I’ve been trawling through all my old equipment, trying to organise it in some meaningful manner. I decided to buy several clear storage cases in the hope of grouping related items together so I can easily select a box and its contents when I want to use certain hardware.
The process is going reasonably well although unsurprisingly I’ve underestimated the number of containers I require and one slightly irritating aspect has been finding lots of items that I didn’t realise I had and have bought duplicates of recently.
I did however unearth a D-link dwl G520+ wireless PCI card and my old Apple Airport Extreme unit. I installed the wireless card in my bridge machine which until now has lacked any form of networking and set up the Extreme to create a wireless network.
I was able to download drivers for the D-Link card and whilst I was at it I download drivers for the Leadtek Winfast Titanium 500 graphics card and Creative Labs Soundblaster Live which were already present in the bridge machine. All these drivers were still available from the respective manufacturer’s websites.
I have to say I’ve quite enjoyed using Windows 98 again, it’s relatively unfussy and very quick and snappy 0n the Pentium III I’m using. The driver installations went pretty smoothly and the D-Link card picked up the wireless network without fuss.

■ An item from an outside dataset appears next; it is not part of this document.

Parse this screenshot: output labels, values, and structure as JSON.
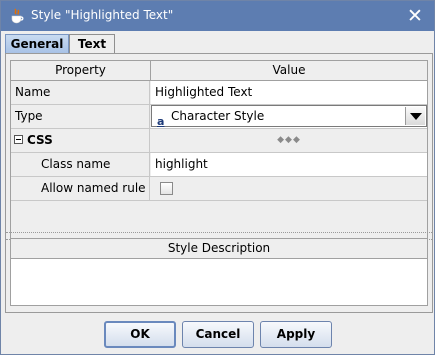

On firing up Internet Explorer I went into Tools/Internet Options/Connections and configured it to connect through my LAN however it wouldn’t connect to any web pages. After a bit of fiddling I entered ‘winipcfg’ in the Start/Run box and clicked on Release All and then Renew All, this did the trick, my freshly installed Windows 98 box was online.
This box now fulfils the list of criteria I set out for my perfect bridge machine:-
- Parellel Port
- Serial Port
- ISA Slot
- PCI Slots
- VGA & DVI
- CD Rom
- Floppy (5.25 & 3.5)
I thought it might be amusing at this stage to try Windows Update which took me to the relevant site but would always fail with an error when scanning the system. After searching a bit I found this site which has an unofficial pack of updates.
After installing these updates I was able to access Windows Update again and it worked so I took all the official updates I thought would be useful and installed them. Pleased with my progress I thought I’d party like it was 1999 and fire up an old game. First to hand was Destruction Derby which in fact harks all the way back to 1995.
Now, back to that packing and sorting…